[en] Highlights: • Prepared samples showed excellent stability after 14 days of preparation. • Thermal conductivity has been enhanced and the maximum enhancement was 40%. • A new correlation to predict the thermal conductivity has been proposed. • The nanofluid showed great potential to be used as a coolant fluid. • The convective heat transfer coefficient enhanced by increasing solid concentration. - Abstract: The present research aims to suggest a three-step guideline towards selecting a proper Nanofluid regarding the heat transfer effectiveness. To do so, employing two-step technique, the nanofluid’s samples were prepared in various nanoparticles’ concentrations (0.125, 0.25, 0.5, 0.75, and 1%) of MWCNT-ZnO hybrid nanoparticle in a thermal oil. The samples’ stability has been examined employing the Zeta potential analysis. The samples’ thermal conductivity has been experimentally measured at various temperatures (15, 25, 35, 45, and 55 °C) and solid concentrations. After that, a three-step guideline to select a proper nanofluid as a heat transfer fluid has been proposed. Then, for both the internal laminar and turbulent regimes, variations of pumping power due to adding hybrid nanoparticle has been theoretically studied. Furthermore, the possible effects of adding nanoparticles on the convective heat transfer coefficient in a microchannel heat sink have been investigated. The results declared that the convective heat transfer coefficient had been enhanced by 42%. It is concluded that the produced nanofluid, as coolant fluid, would bring a certain benefit in heat transfer applications. These pre-assessment process would ease the decision-making process in selecting a new coolant which possesses superior heat transfer properties in comparison to the conventional coolants (i.e., water and oil).

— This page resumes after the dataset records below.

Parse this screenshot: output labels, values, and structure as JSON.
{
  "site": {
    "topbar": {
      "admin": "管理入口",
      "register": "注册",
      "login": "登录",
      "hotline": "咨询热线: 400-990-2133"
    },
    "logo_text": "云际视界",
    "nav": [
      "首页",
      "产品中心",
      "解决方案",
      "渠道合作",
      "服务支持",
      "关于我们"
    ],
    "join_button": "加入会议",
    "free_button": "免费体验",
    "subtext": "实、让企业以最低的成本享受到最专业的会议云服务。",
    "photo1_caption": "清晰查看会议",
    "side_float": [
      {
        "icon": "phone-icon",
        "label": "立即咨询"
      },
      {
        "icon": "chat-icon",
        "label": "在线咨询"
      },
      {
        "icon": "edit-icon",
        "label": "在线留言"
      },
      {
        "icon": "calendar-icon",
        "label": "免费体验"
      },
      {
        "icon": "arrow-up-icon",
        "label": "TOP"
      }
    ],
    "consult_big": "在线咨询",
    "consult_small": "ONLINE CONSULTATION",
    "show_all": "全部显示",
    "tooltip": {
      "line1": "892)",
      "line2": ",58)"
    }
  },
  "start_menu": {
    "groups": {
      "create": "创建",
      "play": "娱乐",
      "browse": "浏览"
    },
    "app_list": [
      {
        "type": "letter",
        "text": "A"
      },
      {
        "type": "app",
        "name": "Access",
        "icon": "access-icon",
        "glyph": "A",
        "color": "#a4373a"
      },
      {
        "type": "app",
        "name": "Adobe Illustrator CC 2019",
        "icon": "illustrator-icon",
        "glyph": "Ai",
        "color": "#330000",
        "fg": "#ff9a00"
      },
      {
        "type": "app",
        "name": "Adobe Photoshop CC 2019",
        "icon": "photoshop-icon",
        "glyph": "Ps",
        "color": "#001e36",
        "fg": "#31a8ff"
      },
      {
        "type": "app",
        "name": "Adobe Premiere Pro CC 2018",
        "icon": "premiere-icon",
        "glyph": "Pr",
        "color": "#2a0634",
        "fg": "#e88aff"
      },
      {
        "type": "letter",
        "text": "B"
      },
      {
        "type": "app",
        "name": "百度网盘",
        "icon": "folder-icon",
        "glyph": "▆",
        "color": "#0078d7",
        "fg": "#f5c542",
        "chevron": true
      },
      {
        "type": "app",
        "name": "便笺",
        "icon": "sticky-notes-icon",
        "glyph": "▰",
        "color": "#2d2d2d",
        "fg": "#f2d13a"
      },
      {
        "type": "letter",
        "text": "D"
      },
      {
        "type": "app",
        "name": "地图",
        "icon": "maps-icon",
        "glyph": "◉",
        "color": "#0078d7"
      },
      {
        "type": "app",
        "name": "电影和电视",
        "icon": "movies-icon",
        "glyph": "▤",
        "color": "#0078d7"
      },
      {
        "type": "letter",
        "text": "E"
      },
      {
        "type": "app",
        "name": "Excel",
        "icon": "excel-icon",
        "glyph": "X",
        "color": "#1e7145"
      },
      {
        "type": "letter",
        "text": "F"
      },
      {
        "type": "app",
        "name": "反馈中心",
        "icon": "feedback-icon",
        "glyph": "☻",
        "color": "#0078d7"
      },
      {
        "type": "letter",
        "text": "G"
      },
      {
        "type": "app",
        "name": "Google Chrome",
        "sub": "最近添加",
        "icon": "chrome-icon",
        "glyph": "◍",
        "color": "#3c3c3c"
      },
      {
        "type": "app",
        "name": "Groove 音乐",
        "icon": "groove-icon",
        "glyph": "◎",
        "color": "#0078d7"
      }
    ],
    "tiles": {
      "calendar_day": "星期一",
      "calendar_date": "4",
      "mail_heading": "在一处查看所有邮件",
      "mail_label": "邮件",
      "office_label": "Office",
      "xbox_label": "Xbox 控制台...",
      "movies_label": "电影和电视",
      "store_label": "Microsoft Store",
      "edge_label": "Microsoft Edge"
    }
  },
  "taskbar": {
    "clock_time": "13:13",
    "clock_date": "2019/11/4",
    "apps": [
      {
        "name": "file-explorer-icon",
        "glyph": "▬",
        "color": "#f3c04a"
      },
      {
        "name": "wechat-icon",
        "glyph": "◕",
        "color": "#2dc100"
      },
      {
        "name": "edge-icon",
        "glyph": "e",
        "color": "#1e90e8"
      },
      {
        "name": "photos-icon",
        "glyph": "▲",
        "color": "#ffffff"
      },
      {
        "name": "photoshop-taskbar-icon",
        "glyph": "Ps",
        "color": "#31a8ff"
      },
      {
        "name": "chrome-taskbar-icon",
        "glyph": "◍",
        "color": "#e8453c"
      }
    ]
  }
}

[en] Highlights: • A tube-in-tank latent thermal energy storage (LTES) unit using composite PCM is built. • Thermal performances of the LTES unit are experimentally and numerically studied. • Thermal performances of the LTES unit under different operation conditions are comparatively studied. • A 3D numerical model is established to study the heat transfer mechanisms of the LTES unit. - Abstract: Paraffin is a commonly used phase change material (PCM) which has been frequently applied for thermal energy storage. A tube-in-tank latent thermal energy storage (LTES) unit using paraffin as PCM is built in the present study, which can be used in many applications. In order to enhance the thermal performance of the LTES unit, the composite PCM is fabricated by embedding copper foam into pure paraffin. The performances of the LTES unit with the composite PCM during the heat charging and discharging processes are investigated experimentally, and a series of experiments are carried out under different inlet temperatures and inlet flow velocities of the heat transfer fluid (HTF). The temperature evolutions of the LTES unit are obtained during the experiments, and the time-durations, mean powers and energy efficiencies are estimated to evaluate the performance of the LTES unit. Meanwhile, a three-dimensional (3D) mathematical model based on enthalpy-porosity and melting/solidification models is established to investigate the heat transfer mechanisms of the LTES unit and the detailed heat transfer characteristics of the LTES unit are obtained. It can be concluded that the LTES unit with the composite PCM shows good heat transfer performance, and larger inlet flow velocity of the HTF and larger temperature difference between the HTF and PCM can enhance the heat transfer and benefit the thermal energy utilization. Furthermore, a LTES system with larger thermal energy storage capacity can be easily assembled by several such LTES units, which can meet versatile demands in applications.